If you’re in the mood for some Czech pastries, these recipes you’ll find here are a must-try!
With so many delicious recipes out there, it can be overwhelming to narrow down the best ones to try.
Luckily, in addition to my take on the best Czech Republic desserts, I’ve also made a list of the top 6 Czech pastries. So get your baking tools ready!
6 Best Czech Pastries
If you like following traditional recipes even if they have a bit of a modern spin, I think you’ll like what I selected.
Koláč is a famous Czech pastry usually filled with fruit jams, such as apricot or raspberry, but it can also be filled with cheese or poppy seeds.
The fillings add a nice touch to the soft and slightly sweet dough. Plus, the streusel topping is always a great choice.
You can find kolache in Czech bakeries or make them yourself. Trust me, the sweet cottage cheese ones are amazing!
Get ready for a tasty treat—buchty, jam-filled rolls popular in Czech cuisine.
These sweet pastries can have a traditional filling like cherry, apricot or plum jam. Other popular ones are sweet cheese, poppy seeds, or fresh fruit.
But the real star of the show is the smooth and slightly sweet yeast dough. To make them even more scrumptious, top them off with powdered sugar or crumbly streusel.
And here’s a tip: enjoy these delightful sweet rolls with a warm cup of coffee or tea for a truly special breakfast.
The poppy seed roll, which is called makový závin in Czech, is a tasty pastry filled with ground poppy seeds, sugar, and occasionally raisins.
After baking, it’s dusted with powdered sugar and cut into thick, delicious slices.
Feel free to give this gluten-free recipe a try—it’s an amazing sweet treat! If you don’t have any dietary restrictions, you can also try it with regular flour.
Štrudl, or Závin
The Czech Republic is one of many Eastern European countries that love štrudl, also known as závin.
The only difference between závin and štrudl is that strudel is most commonly associated with apples.
The recipe calls for rolling out a thin dough and stuffing it with a combination of spices and fruit. The dough is then carefully rolled into a log shape and baked.
Though apple strudel is the most common kind, you can try other sweet fillings like cherry, and pear, or even savory ones like cabbage or cheese.
Trdelník (Chimney Cake)
One of the most popular street foods in the Czech Republic is Trdelník. This tasty snack gets its charming spiral shape from rolling out dough with a wooden cylinder and baking it over an open flame or grill.
The pastry can be topped with sugar, cinnamon, chocolate, or even ice cream.
I absolutely loved trying Trdelník during my visit to Prague. It was incredible—warm, soft, and perfectly sweet.
If you’re looking for similar Czech dishes, don’t miss out on more Czech snacks!

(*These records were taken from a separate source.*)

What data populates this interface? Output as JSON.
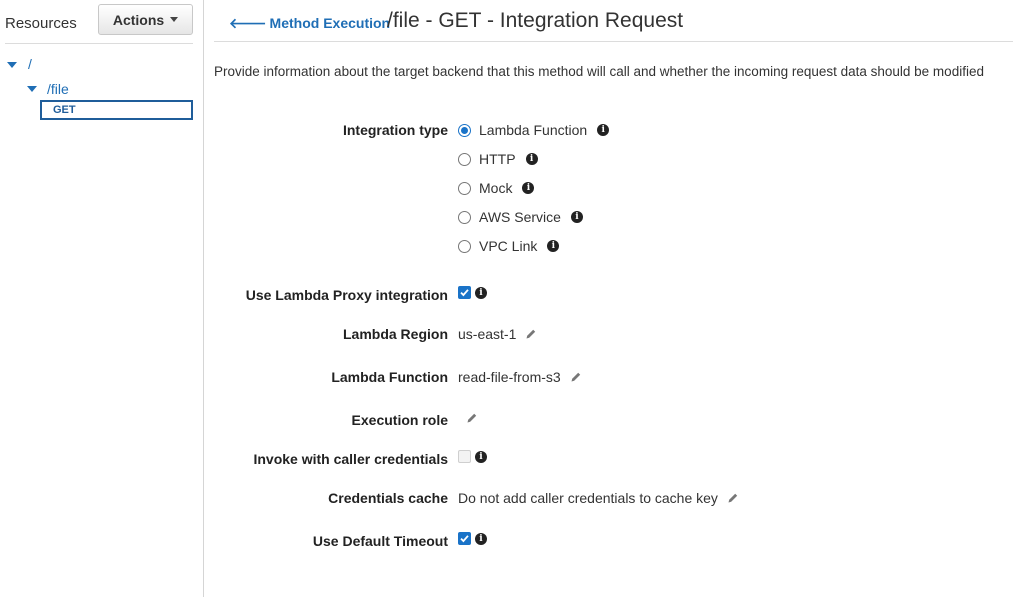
{
  "sidebar": {
    "resources_label": "Resources",
    "actions_label": "Actions",
    "tree": [
      {
        "label": "/"
      },
      {
        "label": "/file"
      },
      {
        "label": "GET"
      }
    ]
  },
  "header": {
    "back_link": "Method Execution",
    "title": "/file - GET - Integration Request"
  },
  "description": "Provide information about the target backend that this method will call and whether the incoming request data should be modified",
  "form": {
    "integration_type": {
      "label": "Integration type",
      "options": [
        {
          "label": "Lambda Function",
          "selected": true
        },
        {
          "label": "HTTP",
          "selected": false
        },
        {
          "label": "Mock",
          "selected": false
        },
        {
          "label": "AWS Service",
          "selected": false
        },
        {
          "label": "VPC Link",
          "selected": false
        }
      ]
    },
    "proxy": {
      "label": "Use Lambda Proxy integration",
      "checked": true
    },
    "region": {
      "label": "Lambda Region",
      "value": "us-east-1"
    },
    "function": {
      "label": "Lambda Function",
      "value": "read-file-from-s3"
    },
    "role": {
      "label": "Execution role",
      "value": ""
    },
    "caller_credentials": {
      "label": "Invoke with caller credentials",
      "checked": false
    },
    "credentials_cache": {
      "label": "Credentials cache",
      "value": "Do not add caller credentials to cache key"
    },
    "default_timeout": {
      "label": "Use Default Timeout",
      "checked": true
    }
  },
  "icons": {
    "info": "info-icon",
    "edit": "pencil-icon",
    "back": "arrow-left-icon",
    "expand": "triangle-down-icon"
  },
  "colors": {
    "link": "#1f6eb5",
    "accent": "#1a73c8",
    "selected_box": "#1f5d9a"
  }
}
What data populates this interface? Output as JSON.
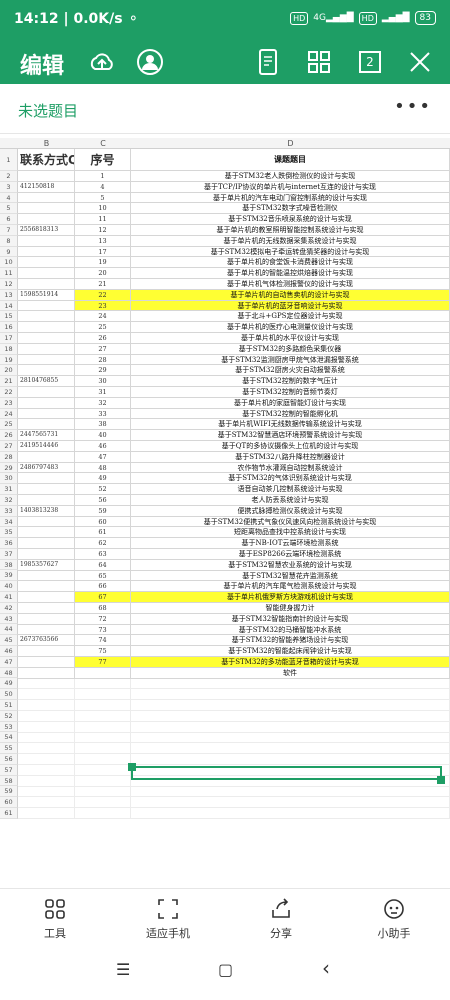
{
  "status": {
    "time": "14:12",
    "speed": "0.0K/s",
    "net1": "HD",
    "net2": "HD",
    "signal": "4G",
    "battery": "83"
  },
  "toolbar": {
    "title": "编辑",
    "page_count": "2"
  },
  "subbar": {
    "title": "未选题目",
    "more": "•••"
  },
  "columns": {
    "B": "B",
    "C": "C",
    "D": "D"
  },
  "row_numbers": [
    "1",
    "2",
    "3",
    "4",
    "5",
    "6",
    "7",
    "8",
    "9",
    "10",
    "11",
    "12",
    "13",
    "14",
    "15",
    "16",
    "17",
    "18",
    "19",
    "20",
    "21",
    "22",
    "23",
    "24",
    "25",
    "26",
    "27",
    "28",
    "29",
    "30",
    "31",
    "32",
    "33",
    "34",
    "35",
    "36",
    "37",
    "38",
    "39",
    "40",
    "41",
    "42",
    "43",
    "44",
    "45",
    "46",
    "47",
    "48",
    "49",
    "50",
    "51",
    "52",
    "53",
    "54",
    "55",
    "56",
    "57",
    "58",
    "59",
    "60",
    "61"
  ],
  "header": {
    "qq": "联系方式QQ",
    "seq": "序号",
    "topic": "课题题目"
  },
  "rows": [
    {
      "qq": "",
      "seq": "1",
      "topic": "基于STM32老人跌倒检测仪的设计与实现",
      "hl": false
    },
    {
      "qq": "412150818",
      "seq": "4",
      "topic": "基于TCP/IP协议的单片机与internet互连的设计与实现",
      "hl": false
    },
    {
      "qq": "",
      "seq": "5",
      "topic": "基于单片机的汽车电动门窗控制系统的设计与实现",
      "hl": false
    },
    {
      "qq": "",
      "seq": "10",
      "topic": "基于STM32数字式噪音检测仪",
      "hl": false
    },
    {
      "qq": "",
      "seq": "11",
      "topic": "基于STM32音乐喷泉系统的设计与实现",
      "hl": false
    },
    {
      "qq": "2556818313",
      "seq": "12",
      "topic": "基于单片机的教室照明智能控制系统设计与实现",
      "hl": false
    },
    {
      "qq": "",
      "seq": "13",
      "topic": "基于单片机的无线数据采集系统设计与实现",
      "hl": false
    },
    {
      "qq": "",
      "seq": "17",
      "topic": "基于STM32模拟电子牵运转盘猜奖器的设计与实现",
      "hl": false
    },
    {
      "qq": "",
      "seq": "19",
      "topic": "基于单片机的食堂饭卡消费器设计与实现",
      "hl": false
    },
    {
      "qq": "",
      "seq": "20",
      "topic": "基于单片机的智能温控烘焙器设计与实现",
      "hl": false
    },
    {
      "qq": "",
      "seq": "21",
      "topic": "基于单片机气体检测报警仪的设计与实现",
      "hl": false
    },
    {
      "qq": "1598551914",
      "seq": "22",
      "topic": "基于单片机的自动售卖机的设计与实现",
      "hl": true
    },
    {
      "qq": "",
      "seq": "23",
      "topic": "基于单片机的蓝牙音响设计与实现",
      "hl": true
    },
    {
      "qq": "",
      "seq": "24",
      "topic": "基于北斗+GPS定位器设计与实现",
      "hl": false
    },
    {
      "qq": "",
      "seq": "25",
      "topic": "基于单片机的医疗心电测量仪设计与实现",
      "hl": false
    },
    {
      "qq": "",
      "seq": "26",
      "topic": "基于单片机的水平仪设计与实现",
      "hl": false
    },
    {
      "qq": "",
      "seq": "27",
      "topic": "基于STM32的多路颜色采集仪器",
      "hl": false
    },
    {
      "qq": "",
      "seq": "28",
      "topic": "基于STM32监测厨房甲烷气体泄漏报警系统",
      "hl": false
    },
    {
      "qq": "",
      "seq": "29",
      "topic": "基于STM32厨房火灾自动报警系统",
      "hl": false
    },
    {
      "qq": "2810476855",
      "seq": "30",
      "topic": "基于STM32控制的数字气压计",
      "hl": false
    },
    {
      "qq": "",
      "seq": "31",
      "topic": "基于STM32控制的音频节奏灯",
      "hl": false
    },
    {
      "qq": "",
      "seq": "32",
      "topic": "基于单片机的家庭智能灯设计与实现",
      "hl": false
    },
    {
      "qq": "",
      "seq": "33",
      "topic": "基于STM32控制的智能孵化机",
      "hl": false
    },
    {
      "qq": "",
      "seq": "38",
      "topic": "基于单片机WIFI无线数据传输系统设计与实现",
      "hl": false
    },
    {
      "qq": "2447565731",
      "seq": "40",
      "topic": "基于STM32智慧酒店环境预警系统设计与实现",
      "hl": false
    },
    {
      "qq": "2419514446",
      "seq": "46",
      "topic": "基于QT的多协议摄像头上位机的设计与实现",
      "hl": false
    },
    {
      "qq": "",
      "seq": "47",
      "topic": "基于STM32八路升降柱控制器设计",
      "hl": false
    },
    {
      "qq": "2486797483",
      "seq": "48",
      "topic": "农作物节水灌溉自动控制系统设计",
      "hl": false
    },
    {
      "qq": "",
      "seq": "49",
      "topic": "基于STM32的气体识别系统设计与实现",
      "hl": false
    },
    {
      "qq": "",
      "seq": "52",
      "topic": "语音自动茶几控制系统设计与实现",
      "hl": false
    },
    {
      "qq": "",
      "seq": "56",
      "topic": "老人防丢系统设计与实现",
      "hl": false
    },
    {
      "qq": "1403813238",
      "seq": "59",
      "topic": "便携式脉搏检测仪系统设计与实现",
      "hl": false
    },
    {
      "qq": "",
      "seq": "60",
      "topic": "基于STM32便携式气象仪风速风向检测系统设计与实现",
      "hl": false
    },
    {
      "qq": "",
      "seq": "61",
      "topic": "短距离物品查找中控系统设计与实现",
      "hl": false
    },
    {
      "qq": "",
      "seq": "62",
      "topic": "基于NB-IOT云端环境检测系统",
      "hl": false
    },
    {
      "qq": "",
      "seq": "63",
      "topic": "基于ESP8266云端环境检测系统",
      "hl": false
    },
    {
      "qq": "1985357627",
      "seq": "64",
      "topic": "基于STM32智慧农业系统的设计与实现",
      "hl": false
    },
    {
      "qq": "",
      "seq": "65",
      "topic": "基于STM32智慧花卉监测系统",
      "hl": false
    },
    {
      "qq": "",
      "seq": "66",
      "topic": "基于单片机的汽车尾气检测系统设计与实现",
      "hl": false
    },
    {
      "qq": "",
      "seq": "67",
      "topic": "基于单片机俄罗斯方块游戏机设计与实现",
      "hl": true
    },
    {
      "qq": "",
      "seq": "68",
      "topic": "智能健身握力计",
      "hl": false
    },
    {
      "qq": "",
      "seq": "72",
      "topic": "基于STM32智能指南针的设计与实现",
      "hl": false
    },
    {
      "qq": "",
      "seq": "73",
      "topic": "基于STM32的马桶智能冲水系统",
      "hl": false
    },
    {
      "qq": "2673763566",
      "seq": "74",
      "topic": "基于STM32的智能养猪场设计与实现",
      "hl": false
    },
    {
      "qq": "",
      "seq": "75",
      "topic": "基于STM32的智能起床闹钟设计与实现",
      "hl": false
    },
    {
      "qq": "",
      "seq": "77",
      "topic": "基于STM32的多功能蓝牙音箱的设计与实现",
      "hl": true
    },
    {
      "qq": "",
      "seq": "",
      "topic": "软件",
      "hl": false
    }
  ],
  "bottom": {
    "tools": "工具",
    "fit": "适应手机",
    "share": "分享",
    "assistant": "小助手"
  },
  "nav": {
    "menu": "☰",
    "home": "▢",
    "back": "‹"
  }
}
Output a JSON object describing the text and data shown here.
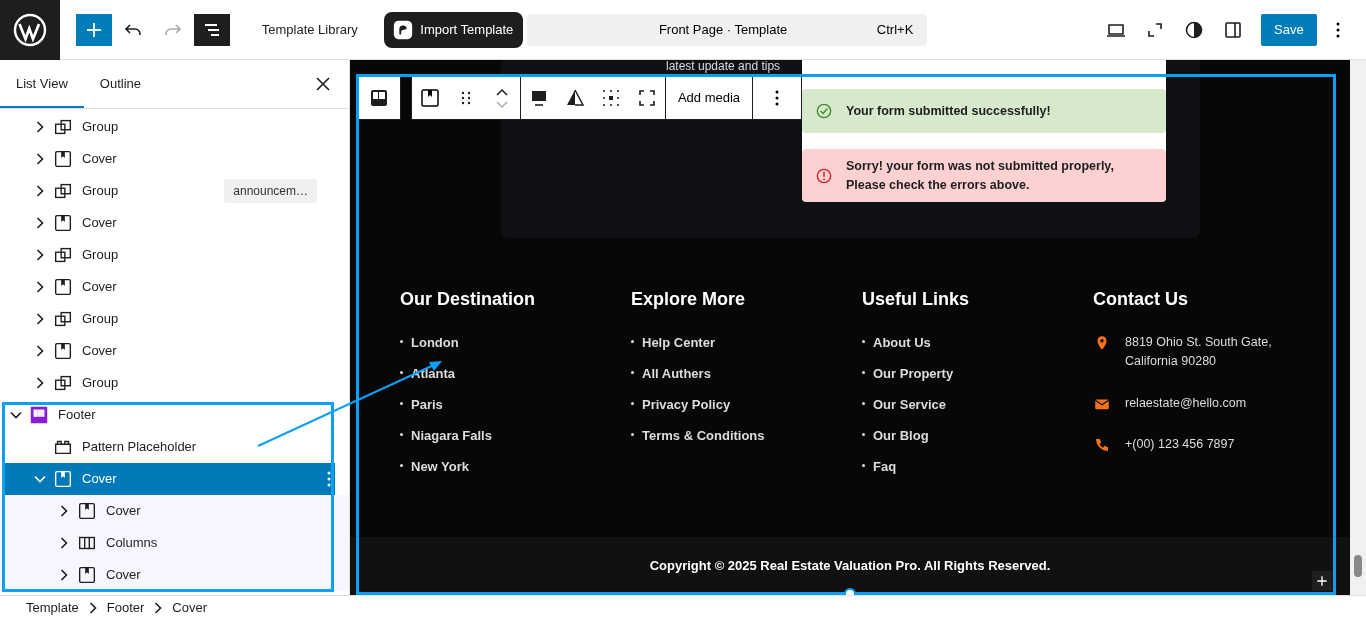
{
  "top_bar": {
    "library_link": "Template Library",
    "import_button": "Import Template",
    "command_bar": {
      "title": "Front Page · Template",
      "shortcut": "Ctrl+K"
    },
    "save_button": "Save"
  },
  "sidebar": {
    "tabs": [
      {
        "label": "List View",
        "selected": true
      },
      {
        "label": "Outline",
        "selected": false
      }
    ],
    "scrolled_items": [
      {
        "kind": "group",
        "label": "Group",
        "expanded": false,
        "selected": false
      },
      {
        "kind": "cover",
        "label": "Cover",
        "expanded": false,
        "selected": false
      },
      {
        "kind": "group",
        "label": "Group",
        "expanded": false,
        "selected": false,
        "badge": "announcem…"
      },
      {
        "kind": "cover",
        "label": "Cover",
        "expanded": false,
        "selected": false
      },
      {
        "kind": "group",
        "label": "Group",
        "expanded": false,
        "selected": false
      },
      {
        "kind": "cover",
        "label": "Cover",
        "expanded": false,
        "selected": false
      },
      {
        "kind": "group",
        "label": "Group",
        "expanded": false,
        "selected": false
      },
      {
        "kind": "cover",
        "label": "Cover",
        "expanded": false,
        "selected": false
      },
      {
        "kind": "group",
        "label": "Group",
        "expanded": false,
        "selected": false
      }
    ],
    "items": [
      {
        "kind": "footer",
        "label": "Footer",
        "expanded": true,
        "selected": false,
        "children": [
          {
            "kind": "pattern",
            "label": "Pattern Placeholder",
            "selected": false
          },
          {
            "kind": "cover",
            "label": "Cover",
            "expanded": true,
            "selected": true,
            "children": [
              {
                "kind": "cover",
                "label": "Cover",
                "expanded": false,
                "selected": false
              },
              {
                "kind": "columns",
                "label": "Columns",
                "expanded": false,
                "selected": false
              },
              {
                "kind": "cover",
                "label": "Cover",
                "expanded": false,
                "selected": false
              }
            ]
          }
        ]
      }
    ]
  },
  "canvas": {
    "cut_text": "latest update and tips",
    "block_toolbar": {
      "add_media": "Add media"
    },
    "notices": [
      {
        "kind": "success",
        "text": "Your form submitted successfully!"
      },
      {
        "kind": "error",
        "text": "Sorry! your form was not submitted properly, Please check the errors above."
      }
    ],
    "footer_columns": [
      {
        "heading": "Our Destination",
        "links": [
          "London",
          "Atlanta",
          "Paris",
          "Niagara Falls",
          "New York"
        ]
      },
      {
        "heading": "Explore More",
        "links": [
          "Help Center",
          "All Authers",
          "Privacy Policy",
          "Terms & Conditions"
        ]
      },
      {
        "heading": "Useful Links",
        "links": [
          "About Us",
          "Our Property",
          "Our Service",
          "Our Blog",
          "Faq"
        ]
      },
      {
        "heading": "Contact Us",
        "contacts": [
          {
            "kind": "location",
            "text": "8819 Ohio St. South Gate, California 90280"
          },
          {
            "kind": "email",
            "text": "relaestate@hello.com"
          },
          {
            "kind": "phone",
            "text": "+(00) 123 456 7897"
          }
        ]
      }
    ],
    "copyright": "Copyright © 2025 Real Estate Valuation Pro. All Rights Reserved."
  },
  "breadcrumb": [
    "Template",
    "Footer",
    "Cover"
  ]
}
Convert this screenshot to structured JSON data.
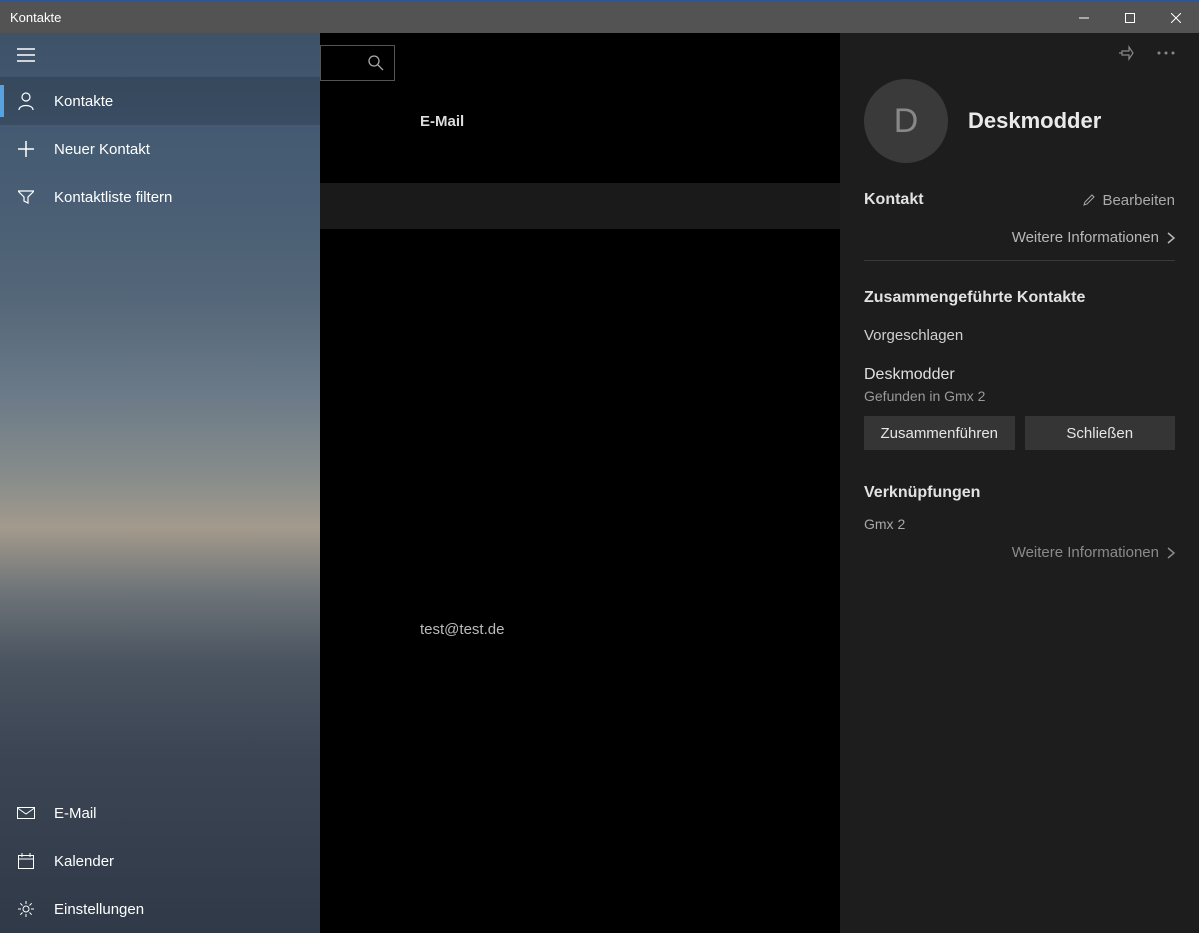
{
  "window": {
    "title": "Kontakte"
  },
  "sidebar": {
    "nav": [
      {
        "label": "Kontakte"
      },
      {
        "label": "Neuer Kontakt"
      },
      {
        "label": "Kontaktliste filtern"
      }
    ],
    "bottom": [
      {
        "label": "E-Mail"
      },
      {
        "label": "Kalender"
      },
      {
        "label": "Einstellungen"
      }
    ]
  },
  "middle": {
    "tab_label": "E-Mail",
    "email_value": "test@test.de"
  },
  "detail": {
    "avatar_initial": "D",
    "name": "Deskmodder",
    "section_contact": "Kontakt",
    "edit_label": "Bearbeiten",
    "more_info": "Weitere Informationen",
    "merged_title": "Zusammengeführte Kontakte",
    "suggested_label": "Vorgeschlagen",
    "merged_contact_name": "Deskmodder",
    "merged_contact_sub": "Gefunden in Gmx 2",
    "merge_btn": "Zusammenführen",
    "close_btn": "Schließen",
    "links_title": "Verknüpfungen",
    "link_item": "Gmx 2",
    "more_info2": "Weitere Informationen"
  }
}
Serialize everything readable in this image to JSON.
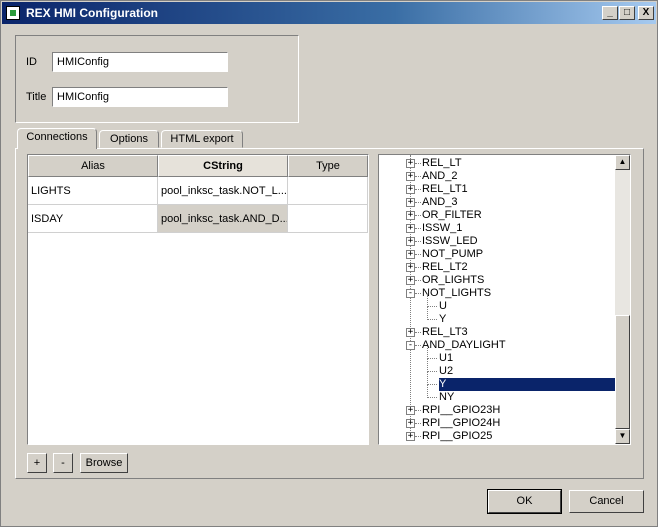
{
  "window": {
    "title": "REX HMI Configuration",
    "min_glyph": "_",
    "max_glyph": "□",
    "close_glyph": "X"
  },
  "form": {
    "id_label": "ID",
    "id_value": "HMIConfig",
    "title_label": "Title",
    "title_value": "HMIConfig"
  },
  "tabs": [
    {
      "label": "Connections",
      "active": true
    },
    {
      "label": "Options",
      "active": false
    },
    {
      "label": "HTML export",
      "active": false
    }
  ],
  "table": {
    "columns": [
      "Alias",
      "CString",
      "Type"
    ],
    "rows": [
      {
        "alias": "LIGHTS",
        "cstring": "pool_inksc_task.NOT_L...",
        "type": ""
      },
      {
        "alias": "ISDAY",
        "cstring": "pool_inksc_task.AND_D...",
        "type": ""
      }
    ]
  },
  "tree": {
    "items": [
      {
        "label": "REL_LT",
        "level": 0,
        "expander": "+"
      },
      {
        "label": "AND_2",
        "level": 0,
        "expander": "+"
      },
      {
        "label": "REL_LT1",
        "level": 0,
        "expander": "+"
      },
      {
        "label": "AND_3",
        "level": 0,
        "expander": "+"
      },
      {
        "label": "OR_FILTER",
        "level": 0,
        "expander": "+"
      },
      {
        "label": "ISSW_1",
        "level": 0,
        "expander": "+"
      },
      {
        "label": "ISSW_LED",
        "level": 0,
        "expander": "+"
      },
      {
        "label": "NOT_PUMP",
        "level": 0,
        "expander": "+"
      },
      {
        "label": "REL_LT2",
        "level": 0,
        "expander": "+"
      },
      {
        "label": "OR_LIGHTS",
        "level": 0,
        "expander": "+"
      },
      {
        "label": "NOT_LIGHTS",
        "level": 0,
        "expander": "-"
      },
      {
        "label": "U",
        "level": 1,
        "expander": ""
      },
      {
        "label": "Y",
        "level": 1,
        "expander": ""
      },
      {
        "label": "REL_LT3",
        "level": 0,
        "expander": "+"
      },
      {
        "label": "AND_DAYLIGHT",
        "level": 0,
        "expander": "-"
      },
      {
        "label": "U1",
        "level": 1,
        "expander": ""
      },
      {
        "label": "U2",
        "level": 1,
        "expander": ""
      },
      {
        "label": "Y",
        "level": 1,
        "expander": "",
        "selected": true
      },
      {
        "label": "NY",
        "level": 1,
        "expander": ""
      },
      {
        "label": "RPI__GPIO23H",
        "level": 0,
        "expander": "+"
      },
      {
        "label": "RPI__GPIO24H",
        "level": 0,
        "expander": "+"
      },
      {
        "label": "RPI__GPIO25",
        "level": 0,
        "expander": "+"
      }
    ]
  },
  "scrollbar": {
    "up_glyph": "▲",
    "down_glyph": "▼"
  },
  "row_buttons": {
    "add": "+",
    "remove": "-",
    "browse": "Browse"
  },
  "dialog_buttons": {
    "ok": "OK",
    "cancel": "Cancel"
  },
  "colors": {
    "selection": "#0a246a",
    "face": "#d4d0c8",
    "title_start": "#0a246a",
    "title_end": "#a6caf0"
  }
}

Kobliha (Czech Donut)
All across the country, you can find bakeries selling kobliha, a traditional pastry that tastes a lot like donuts.
It’s a flaky, round pastry filled with a delectable assortment of ingredients. Jam and fruit marmalade are the most popular fillings, while chocolate and vanilla cream are other options.
Adding powdered sugar on top makes it taste even sweeter.
Which of these delicious pastries sounds the most tempting? Share it in the comments!
Also, check out these popular treats from Eastern Europe:
Top 6 Czech Pastries: From Prague to Your Plate
- Koláč (Kolach)
- Buchty (Sweet Pastry Rolls)
- Poppy Seed Roll (Makový Závin)
- Štrudl (Závin)
- Trdelník (Chimney Cake)
- Kobliha (Czech Donut)